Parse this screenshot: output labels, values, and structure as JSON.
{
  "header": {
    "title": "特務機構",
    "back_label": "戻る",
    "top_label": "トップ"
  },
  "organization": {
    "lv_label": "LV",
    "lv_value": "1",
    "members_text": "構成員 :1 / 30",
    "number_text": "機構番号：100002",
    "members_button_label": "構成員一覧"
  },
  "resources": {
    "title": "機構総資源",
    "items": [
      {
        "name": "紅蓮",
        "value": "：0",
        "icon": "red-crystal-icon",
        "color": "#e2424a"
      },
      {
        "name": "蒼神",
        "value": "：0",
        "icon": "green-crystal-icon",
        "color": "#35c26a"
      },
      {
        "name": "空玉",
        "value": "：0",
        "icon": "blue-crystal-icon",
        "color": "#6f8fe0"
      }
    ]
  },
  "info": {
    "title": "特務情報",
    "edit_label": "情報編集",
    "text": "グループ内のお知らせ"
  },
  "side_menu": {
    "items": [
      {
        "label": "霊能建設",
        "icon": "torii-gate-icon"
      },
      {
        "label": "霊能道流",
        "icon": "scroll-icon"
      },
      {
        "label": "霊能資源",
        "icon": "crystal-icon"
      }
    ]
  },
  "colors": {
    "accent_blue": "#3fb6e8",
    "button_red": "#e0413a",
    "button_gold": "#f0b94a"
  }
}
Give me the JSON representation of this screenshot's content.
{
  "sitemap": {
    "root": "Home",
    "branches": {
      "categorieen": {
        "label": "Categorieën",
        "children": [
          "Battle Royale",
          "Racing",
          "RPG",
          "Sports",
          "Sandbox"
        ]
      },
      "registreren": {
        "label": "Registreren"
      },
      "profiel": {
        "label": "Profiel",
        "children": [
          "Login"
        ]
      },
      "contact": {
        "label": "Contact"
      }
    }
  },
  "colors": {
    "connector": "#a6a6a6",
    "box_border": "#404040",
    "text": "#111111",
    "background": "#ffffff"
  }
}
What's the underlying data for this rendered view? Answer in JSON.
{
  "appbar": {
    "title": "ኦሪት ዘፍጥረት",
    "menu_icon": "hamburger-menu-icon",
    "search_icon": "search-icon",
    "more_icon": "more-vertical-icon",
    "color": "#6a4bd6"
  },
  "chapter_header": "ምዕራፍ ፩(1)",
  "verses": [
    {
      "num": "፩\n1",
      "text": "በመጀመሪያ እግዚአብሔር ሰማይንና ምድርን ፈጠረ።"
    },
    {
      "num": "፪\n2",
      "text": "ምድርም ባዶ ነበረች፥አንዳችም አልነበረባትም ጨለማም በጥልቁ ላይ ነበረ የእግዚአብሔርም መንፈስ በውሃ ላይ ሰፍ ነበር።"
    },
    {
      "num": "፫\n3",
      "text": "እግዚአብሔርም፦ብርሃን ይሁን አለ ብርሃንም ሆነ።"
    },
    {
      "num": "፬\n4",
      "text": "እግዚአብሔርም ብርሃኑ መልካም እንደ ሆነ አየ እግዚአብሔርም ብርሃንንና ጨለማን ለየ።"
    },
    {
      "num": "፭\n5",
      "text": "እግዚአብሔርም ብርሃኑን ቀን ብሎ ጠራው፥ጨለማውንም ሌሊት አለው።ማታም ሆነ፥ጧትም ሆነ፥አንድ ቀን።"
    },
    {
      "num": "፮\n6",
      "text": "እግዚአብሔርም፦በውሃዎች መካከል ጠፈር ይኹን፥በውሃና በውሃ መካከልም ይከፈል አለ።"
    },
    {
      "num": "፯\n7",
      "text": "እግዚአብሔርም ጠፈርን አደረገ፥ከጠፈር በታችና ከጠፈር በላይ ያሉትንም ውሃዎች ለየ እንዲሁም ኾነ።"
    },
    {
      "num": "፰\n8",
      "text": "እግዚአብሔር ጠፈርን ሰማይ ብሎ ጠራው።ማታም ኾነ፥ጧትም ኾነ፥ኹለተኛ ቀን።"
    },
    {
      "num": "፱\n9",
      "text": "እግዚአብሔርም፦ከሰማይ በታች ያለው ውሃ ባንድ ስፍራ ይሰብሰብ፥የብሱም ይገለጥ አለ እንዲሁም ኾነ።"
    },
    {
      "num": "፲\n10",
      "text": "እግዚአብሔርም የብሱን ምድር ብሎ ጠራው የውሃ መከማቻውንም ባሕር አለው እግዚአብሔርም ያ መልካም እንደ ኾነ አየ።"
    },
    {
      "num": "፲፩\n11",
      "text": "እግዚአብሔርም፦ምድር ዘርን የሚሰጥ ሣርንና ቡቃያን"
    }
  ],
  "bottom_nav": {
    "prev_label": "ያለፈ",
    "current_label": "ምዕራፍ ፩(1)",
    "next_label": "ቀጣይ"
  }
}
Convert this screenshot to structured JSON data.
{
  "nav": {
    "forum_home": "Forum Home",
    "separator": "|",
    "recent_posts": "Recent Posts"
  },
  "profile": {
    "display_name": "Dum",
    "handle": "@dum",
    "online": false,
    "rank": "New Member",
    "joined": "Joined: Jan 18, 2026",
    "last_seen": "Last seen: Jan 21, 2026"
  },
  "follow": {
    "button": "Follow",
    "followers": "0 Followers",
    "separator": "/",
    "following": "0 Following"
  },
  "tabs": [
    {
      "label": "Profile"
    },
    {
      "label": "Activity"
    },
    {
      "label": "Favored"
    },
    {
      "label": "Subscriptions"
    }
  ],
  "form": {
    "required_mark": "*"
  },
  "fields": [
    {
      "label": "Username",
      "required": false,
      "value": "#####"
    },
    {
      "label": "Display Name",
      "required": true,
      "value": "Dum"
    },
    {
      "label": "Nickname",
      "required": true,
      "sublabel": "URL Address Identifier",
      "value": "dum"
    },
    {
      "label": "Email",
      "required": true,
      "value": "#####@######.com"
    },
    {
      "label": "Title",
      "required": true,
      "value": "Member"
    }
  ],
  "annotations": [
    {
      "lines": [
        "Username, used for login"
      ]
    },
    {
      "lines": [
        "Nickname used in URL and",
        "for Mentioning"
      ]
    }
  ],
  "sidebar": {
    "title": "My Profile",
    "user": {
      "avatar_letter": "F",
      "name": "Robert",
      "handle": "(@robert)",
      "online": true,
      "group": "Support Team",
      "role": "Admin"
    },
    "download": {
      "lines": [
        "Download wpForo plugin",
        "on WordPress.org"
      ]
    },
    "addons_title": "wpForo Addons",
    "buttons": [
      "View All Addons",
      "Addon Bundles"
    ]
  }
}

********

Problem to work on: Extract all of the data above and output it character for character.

Answer section:
Parse this screenshot: output labels, values, and structure as JSON.
{
  "header": {
    "title": "特務機構",
    "back_label": "戻る",
    "top_label": "トップ"
  },
  "organization": {
    "lv_label": "LV",
    "lv_value": "1",
    "members_text": "構成員 :1 / 30",
    "number_text": "機構番号：100002",
    "members_button_label": "構成員一覧"
  },
  "resources": {
    "title": "機構総資源",
    "items": [
      {
        "name": "紅蓮",
        "value": "：0",
        "icon": "red-crystal-icon",
        "color": "#e2424a"
      },
      {
        "name": "蒼神",
        "value": "：0",
        "icon": "green-crystal-icon",
        "color": "#35c26a"
      },
      {
        "name": "空玉",
        "value": "：0",
        "icon": "blue-crystal-icon",
        "color": "#6f8fe0"
      }
    ]
  },
  "info": {
    "title": "特務情報",
    "edit_label": "情報編集",
    "text": "グループ内のお知らせ"
  },
  "side_menu": {
    "items": [
      {
        "label": "霊能建設",
        "icon": "torii-gate-icon"
      },
      {
        "label": "霊能道流",
        "icon": "scroll-icon"
      },
      {
        "label": "霊能資源",
        "icon": "crystal-icon"
      }
    ]
  },
  "colors": {
    "accent_blue": "#3fb6e8",
    "button_red": "#e0413a",
    "button_gold": "#f0b94a"
  }
}
Give me the JSON representation of this screenshot's content.
{
  "sitemap": {
    "root": "Home",
    "branches": {
      "categorieen": {
        "label": "Categorieën",
        "children": [
          "Battle Royale",
          "Racing",
          "RPG",
          "Sports",
          "Sandbox"
        ]
      },
      "registreren": {
        "label": "Registreren"
      },
      "profiel": {
        "label": "Profiel",
        "children": [
          "Login"
        ]
      },
      "contact": {
        "label": "Contact"
      }
    }
  },
  "colors": {
    "connector": "#a6a6a6",
    "box_border": "#404040",
    "text": "#111111",
    "background": "#ffffff"
  }
}
What's the underlying data for this rendered view? Answer in JSON.
{
  "appbar": {
    "title": "ኦሪት ዘፍጥረት",
    "menu_icon": "hamburger-menu-icon",
    "search_icon": "search-icon",
    "more_icon": "more-vertical-icon",
    "color": "#6a4bd6"
  },
  "chapter_header": "ምዕራፍ ፩(1)",
  "verses": [
    {
      "num": "፩\n1",
      "text": "በመጀመሪያ እግዚአብሔር ሰማይንና ምድርን ፈጠረ።"
    },
    {
      "num": "፪\n2",
      "text": "ምድርም ባዶ ነበረች፥አንዳችም አልነበረባትም ጨለማም በጥልቁ ላይ ነበረ የእግዚአብሔርም መንፈስ በውሃ ላይ ሰፍ ነበር።"
    },
    {
      "num": "፫\n3",
      "text": "እግዚአብሔርም፦ብርሃን ይሁን አለ ብርሃንም ሆነ።"
    },
    {
      "num": "፬\n4",
      "text": "እግዚአብሔርም ብርሃኑ መልካም እንደ ሆነ አየ እግዚአብሔርም ብርሃንንና ጨለማን ለየ።"
    },
    {
      "num": "፭\n5",
      "text": "እግዚአብሔርም ብርሃኑን ቀን ብሎ ጠራው፥ጨለማውንም ሌሊት አለው።ማታም ሆነ፥ጧትም ሆነ፥አንድ ቀን።"
    },
    {
      "num": "፮\n6",
      "text": "እግዚአብሔርም፦በውሃዎች መካከል ጠፈር ይኹን፥በውሃና በውሃ መካከልም ይከፈል አለ።"
    },
    {
      "num": "፯\n7",
      "text": "እግዚአብሔርም ጠፈርን አደረገ፥ከጠፈር በታችና ከጠፈር በላይ ያሉትንም ውሃዎች ለየ እንዲሁም ኾነ።"
    },
    {
      "num": "፰\n8",
      "text": "እግዚአብሔር ጠፈርን ሰማይ ብሎ ጠራው።ማታም ኾነ፥ጧትም ኾነ፥ኹለተኛ ቀን።"
    },
    {
      "num": "፱\n9",
      "text": "እግዚአብሔርም፦ከሰማይ በታች ያለው ውሃ ባንድ ስፍራ ይሰብሰብ፥የብሱም ይገለጥ አለ እንዲሁም ኾነ።"
    },
    {
      "num": "፲\n10",
      "text": "እግዚአብሔርም የብሱን ምድር ብሎ ጠራው የውሃ መከማቻውንም ባሕር አለው እግዚአብሔርም ያ መልካም እንደ ኾነ አየ።"
    },
    {
      "num": "፲፩\n11",
      "text": "እግዚአብሔርም፦ምድር ዘርን የሚሰጥ ሣርንና ቡቃያን"
    }
  ],
  "bottom_nav": {
    "prev_label": "ያለፈ",
    "current_label": "ምዕራፍ ፩(1)",
    "next_label": "ቀጣይ"
  }
}
Convert this screenshot to structured JSON data.
{
  "nav": {
    "forum_home": "Forum Home",
    "separator": "|",
    "recent_posts": "Recent Posts"
  },
  "profile": {
    "display_name": "Dum",
    "handle": "@dum",
    "online": false,
    "rank": "New Member",
    "joined": "Joined: Jan 18, 2026",
    "last_seen": "Last seen: Jan 21, 2026"
  },
  "follow": {
    "button": "Follow",
    "followers": "0 Followers",
    "separator": "/",
    "following": "0 Following"
  },
  "tabs": [
    {
      "label": "Profile"
    },
    {
      "label": "Activity"
    },
    {
      "label": "Favored"
    },
    {
      "label": "Subscriptions"
    }
  ],
  "form": {
    "required_mark": "*"
  },
  "fields": [
    {
      "label": "Username",
      "required": false,
      "value": "#####"
    },
    {
      "label": "Display Name",
      "required": true,
      "value": "Dum"
    },
    {
      "label": "Nickname",
      "required": true,
      "sublabel": "URL Address Identifier",
      "value": "dum"
    },
    {
      "label": "Email",
      "required": true,
      "value": "#####@######.com"
    },
    {
      "label": "Title",
      "required": true,
      "value": "Member"
    }
  ],
  "annotations": [
    {
      "lines": [
        "Username, used for login"
      ]
    },
    {
      "lines": [
        "Nickname used in URL and",
        "for Mentioning"
      ]
    }
  ],
  "sidebar": {
    "title": "My Profile",
    "user": {
      "avatar_letter": "F",
      "name": "Robert",
      "handle": "(@robert)",
      "online": true,
      "group": "Support Team",
      "role": "Admin"
    },
    "download": {
      "lines": [
        "Download wpForo plugin",
        "on WordPress.org"
      ]
    },
    "addons_title": "wpForo Addons",
    "buttons": [
      "View All Addons",
      "Addon Bundles"
    ]
  }
}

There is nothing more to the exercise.